I've wondered the same thing, but I doubt you'll find the answer that you seek on this forum. Here's my best shot at a solid, scientifically-founded answer to your question:
To understand the effects of aging a bourbon beer, you need to know two things: the key flavor and aroma compounds in whiskey, and the effects of age on these specific compounds.
The chemicals that give bourbon it's characteristic taste are numerous and varied. Whiskey is a complex mix of esters, aldehydes, fatty acids, phenols, and alcohols. Probably the most significant flavor compounds are the phenols from the peat, which impart whiskey's characteristic smoky flavor, and vanillin, the phenolic aldehyde that gives bourbon it's distinct sweet vanilla flavor. Esters also are a large contributor to whiskey flavor, as are melanoidins, and various other aromatic aldehydes.
Some compounds decrease with time, as Denny mentioned. Other compounds, though, like aldehydes will actually increase. For instance, phenylacetaldehyde levels can increase by a factor of ten in a beer aged for a few years.
Over time, phenols will readily oxidize. Esters will too, although levels of some esters, like isoamyl acetate, will decrease, while levels of other esters can actually increase. (This is why some beers become more whiskey-like over time - increases of esters that taste like whiskey.) Aldehydes, which have a massive range of flavors from grassy to cinnamon to Maraschino cherry, tend to increase with time.
The consequence of this is that beer, with or without bourbon, undergoes many flavor changes over time. Whiskey itself changes, but it is much less volatile than beer. So if the beer did change over time, it was probably due more to the beer changing than degradation of the bourbon, although there are a lot of commonalities in the chemical reactions. Your question was probably more of a general discussion point, but the topic is vastly complex and deep.
I'm gonna also throw out there the possibility that your buddies' perception and memory might be more of the culprit for the tasting difference - that is, they could have easily remember the beer being better than it actually was, or been slightly drunk and happy to be at a brewery when they tasted it, and overglorified it, etc.

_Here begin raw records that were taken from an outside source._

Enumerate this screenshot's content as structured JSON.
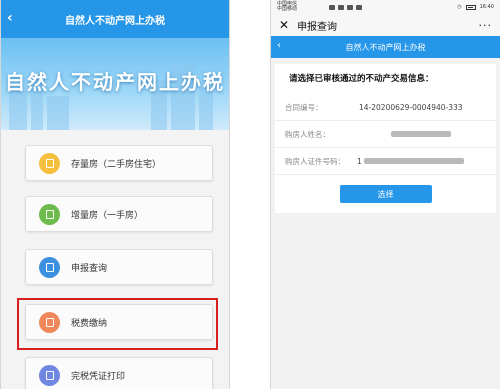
{
  "left": {
    "header_title": "自然人不动产网上办税",
    "back_icon": "‹",
    "banner_title": "自然人不动产网上办税",
    "menu": [
      {
        "label": "存量房（二手房住宅）",
        "icon": "house-icon",
        "color": "#f5bf3d"
      },
      {
        "label": "增量房（一手房）",
        "icon": "building-icon",
        "color": "#6dbb4d"
      },
      {
        "label": "申报查询",
        "icon": "document-search-icon",
        "color": "#3d8fe0"
      },
      {
        "label": "税费缴纳",
        "icon": "tax-payment-icon",
        "color": "#f0875b"
      },
      {
        "label": "完税凭证打印",
        "icon": "print-icon",
        "color": "#7087e2"
      }
    ],
    "highlight_color": "#d81e1e"
  },
  "right": {
    "status": {
      "carrier_line1": "中国电信",
      "carrier_line2": "中国移动",
      "time": "16:40"
    },
    "window_title": "申报查询",
    "close_icon": "✕",
    "more_icon": "···",
    "header_title": "自然人不动产网上办税",
    "back_icon": "‹",
    "prompt": "请选择已审核通过的不动产交易信息：",
    "fields": [
      {
        "label": "合同编号：",
        "value": "14-20200629-0004940-333"
      },
      {
        "label": "购房人姓名：",
        "value": ""
      },
      {
        "label": "购房人证件号码：",
        "value": "1"
      }
    ],
    "select_button": "选择"
  },
  "colors": {
    "brand_blue": "#2596e8"
  }
}
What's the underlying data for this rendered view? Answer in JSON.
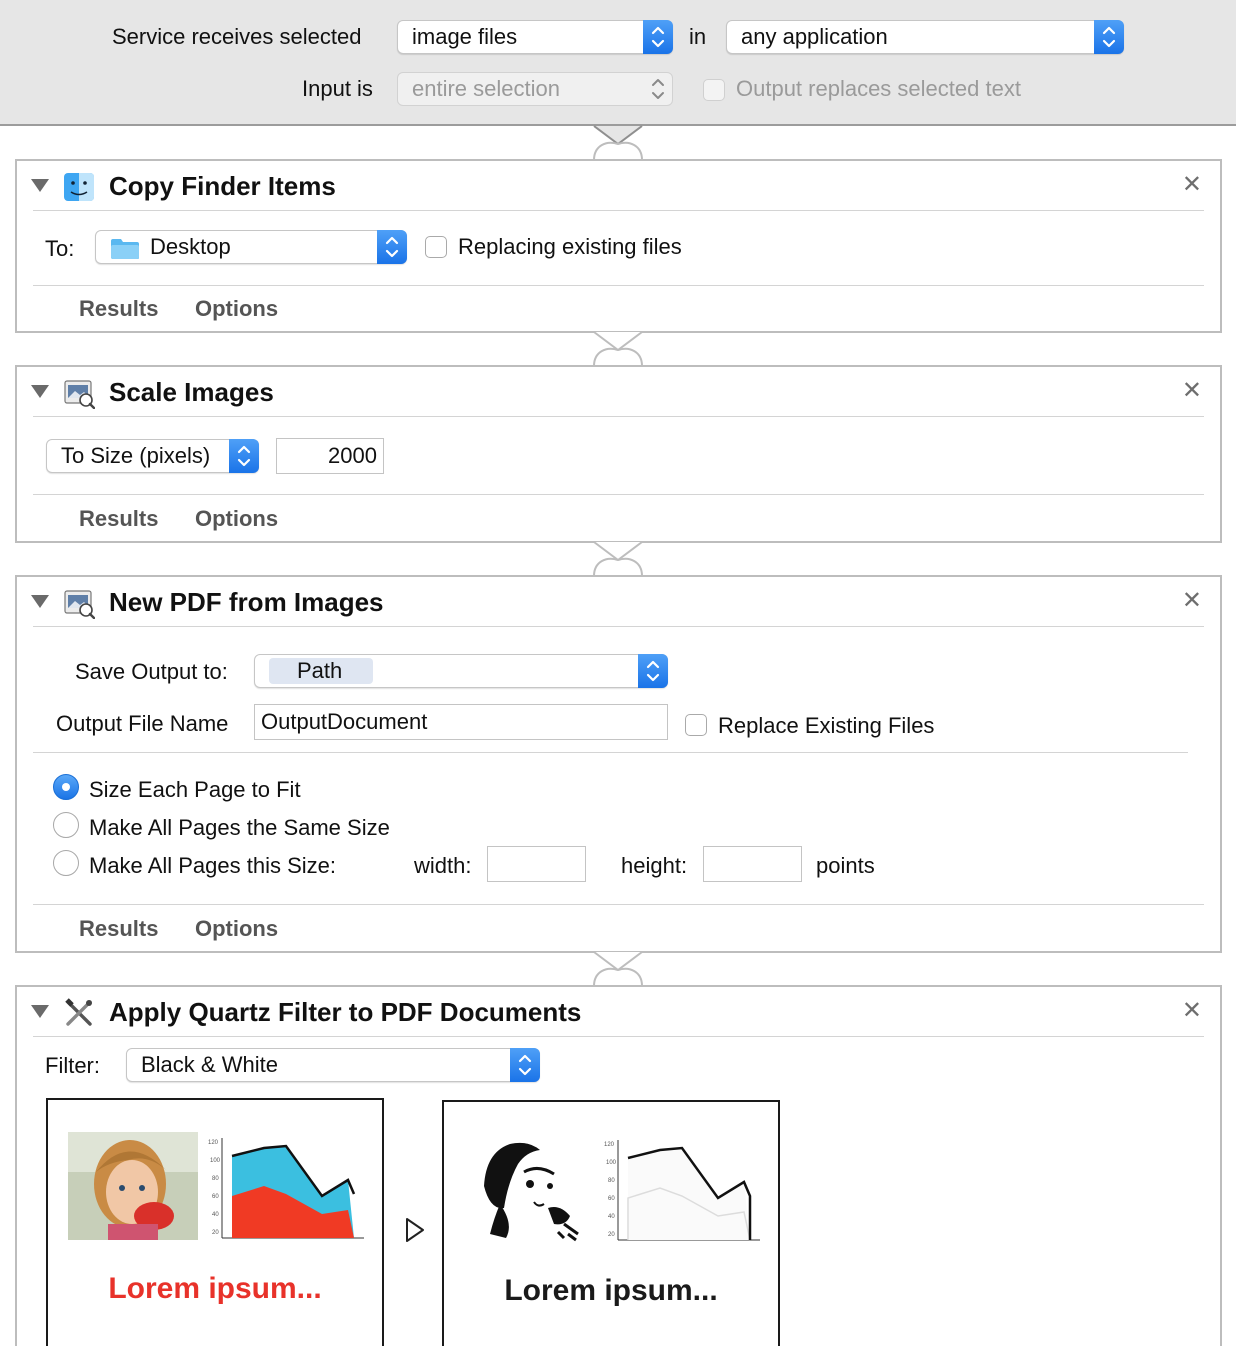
{
  "header": {
    "service_label": "Service receives selected",
    "service_value": "image files",
    "in_label": "in",
    "app_value": "any application",
    "input_label": "Input is",
    "input_value": "entire selection",
    "output_replaces_label": "Output replaces selected text"
  },
  "actions": [
    {
      "title": "Copy Finder Items",
      "icon": "finder-icon",
      "to_label": "To:",
      "to_value": "Desktop",
      "replacing_label": "Replacing existing files",
      "tabs": [
        "Results",
        "Options"
      ]
    },
    {
      "title": "Scale Images",
      "icon": "preview-icon",
      "mode_value": "To Size (pixels)",
      "size_value": "2000",
      "tabs": [
        "Results",
        "Options"
      ]
    },
    {
      "title": "New PDF from Images",
      "icon": "preview-icon",
      "save_output_label": "Save Output to:",
      "save_output_value": "Path",
      "output_file_label": "Output File Name",
      "output_file_value": "OutputDocument",
      "replace_existing_label": "Replace Existing Files",
      "radio_options": [
        "Size Each Page to Fit",
        "Make All Pages the Same Size",
        "Make All Pages this Size:"
      ],
      "selected_radio": 0,
      "width_label": "width:",
      "height_label": "height:",
      "points_label": "points",
      "tabs": [
        "Results",
        "Options"
      ]
    },
    {
      "title": "Apply Quartz Filter to PDF Documents",
      "icon": "tools-icon",
      "filter_label": "Filter:",
      "filter_value": "Black & White",
      "preview_before_text": "Lorem ipsum...",
      "preview_after_text": "Lorem ipsum..."
    }
  ],
  "colors": {
    "accent_blue": "#1a73e8",
    "chart_cyan": "#3bbfe0",
    "chart_red": "#f03a24",
    "preview_red_text": "#e8322a"
  }
}
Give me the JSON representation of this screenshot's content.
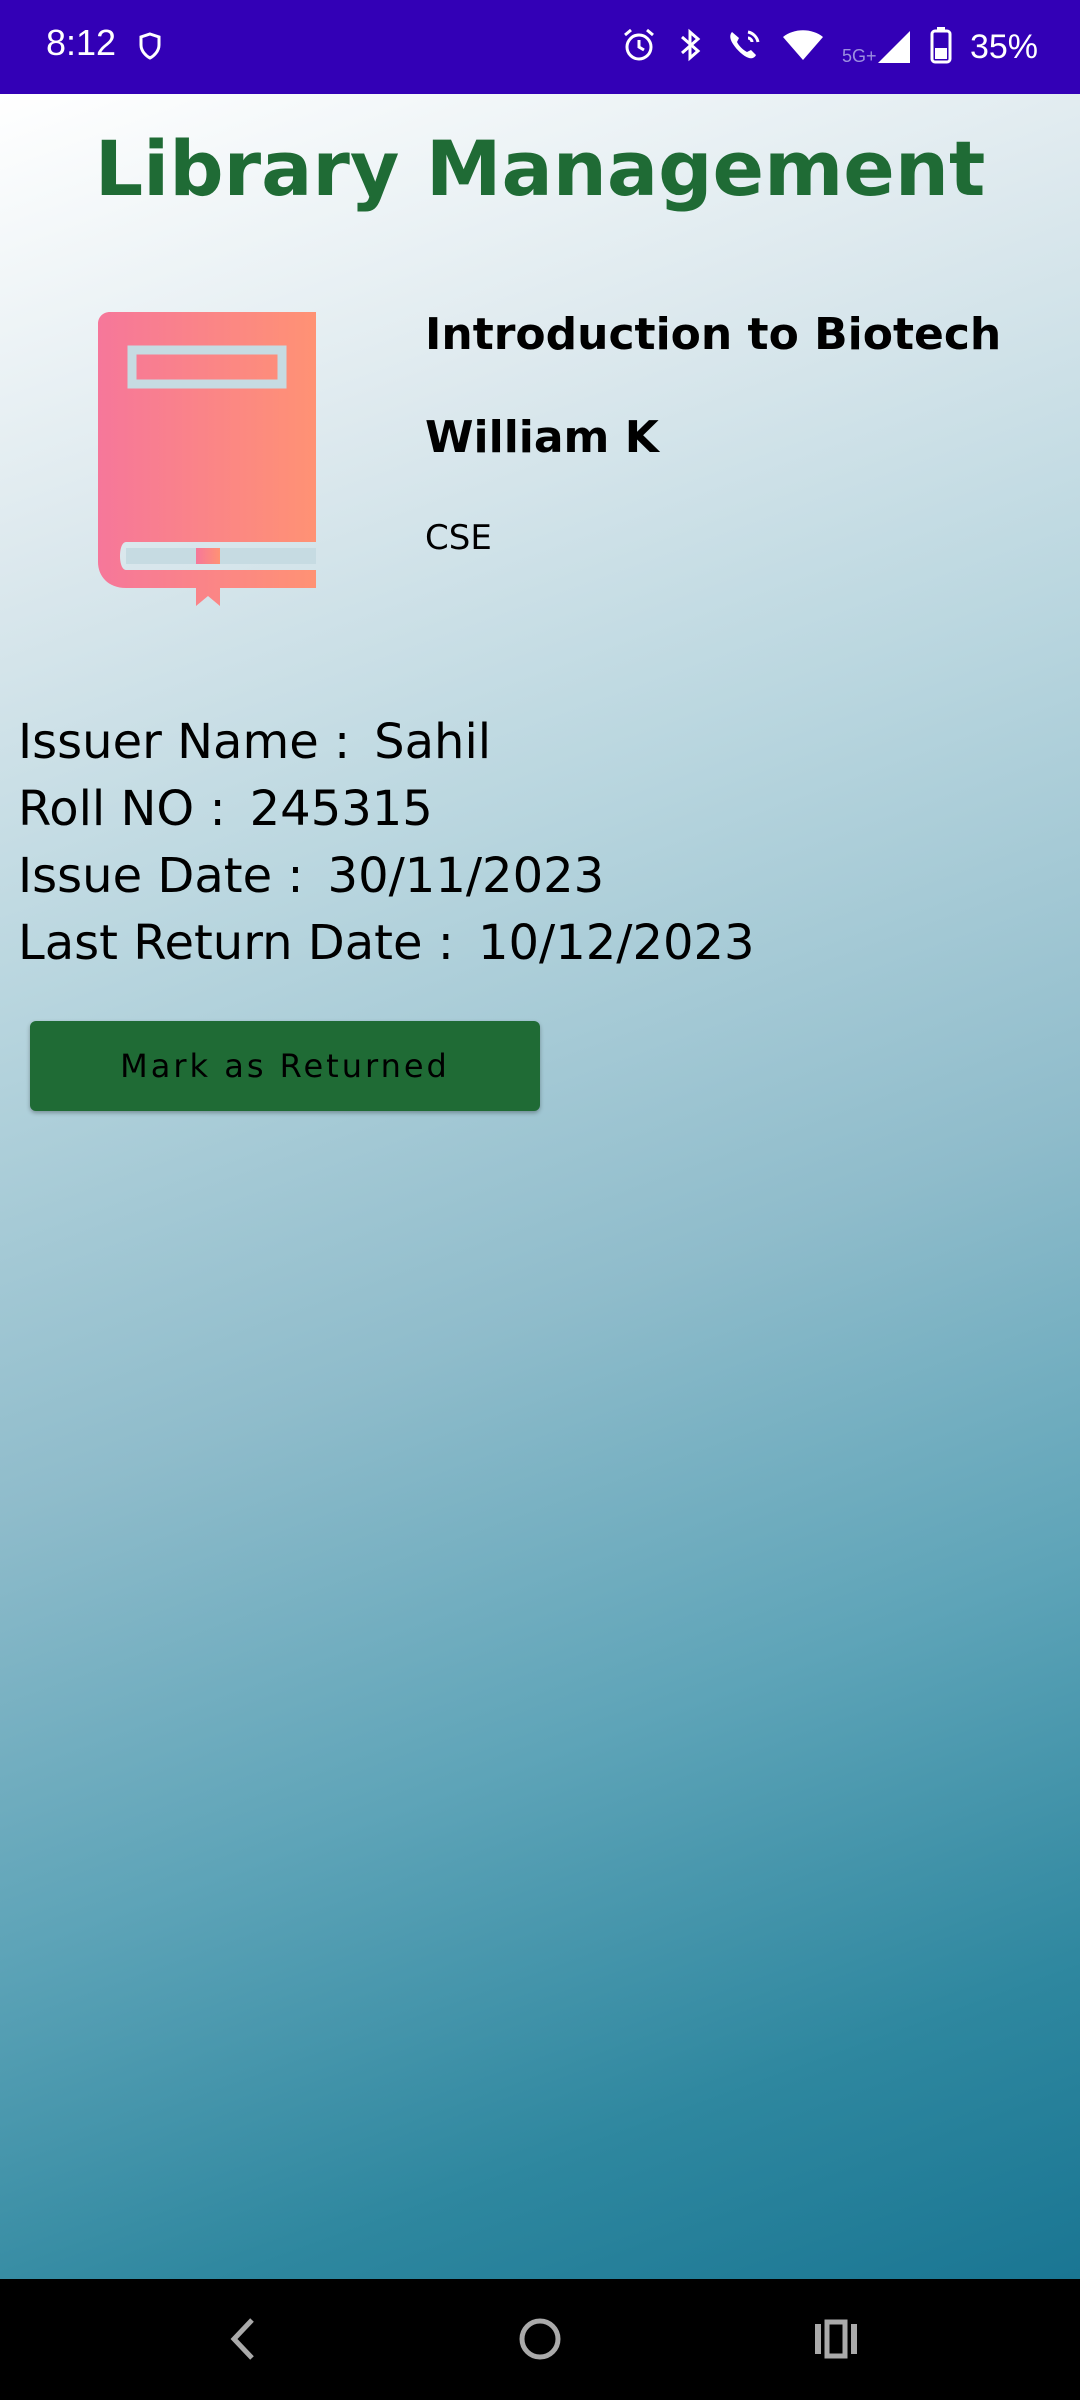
{
  "status_bar": {
    "time": "8:12",
    "battery_percent": "35%",
    "network_label": "5G+",
    "icons": [
      "shield-icon",
      "alarm-icon",
      "bluetooth-icon",
      "wifi-calling-icon",
      "wifi-icon",
      "signal-icon",
      "battery-icon"
    ]
  },
  "header": {
    "title": "Library Management"
  },
  "book": {
    "title": "Introduction to Biotech",
    "author": "William K",
    "department": "CSE",
    "icon": "book-icon"
  },
  "details": {
    "issuer_label": "Issuer Name :",
    "issuer_value": "Sahil",
    "roll_label": "Roll NO :",
    "roll_value": "245315",
    "issue_date_label": "Issue Date :",
    "issue_date_value": "30/11/2023",
    "return_date_label": "Last Return Date :",
    "return_date_value": "10/12/2023"
  },
  "actions": {
    "return_button_label": "Mark as Returned"
  },
  "nav": {
    "icons": [
      "back-icon",
      "home-icon",
      "recents-icon"
    ]
  },
  "colors": {
    "status_bar": "#3300b6",
    "title": "#1f6b35",
    "button": "#1f6b35",
    "book_gradient_start": "#f6779a",
    "book_gradient_end": "#ff9274"
  }
}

Anyway, here's a link to a review of a paper that is relevant. Maybe you'll find this interesting: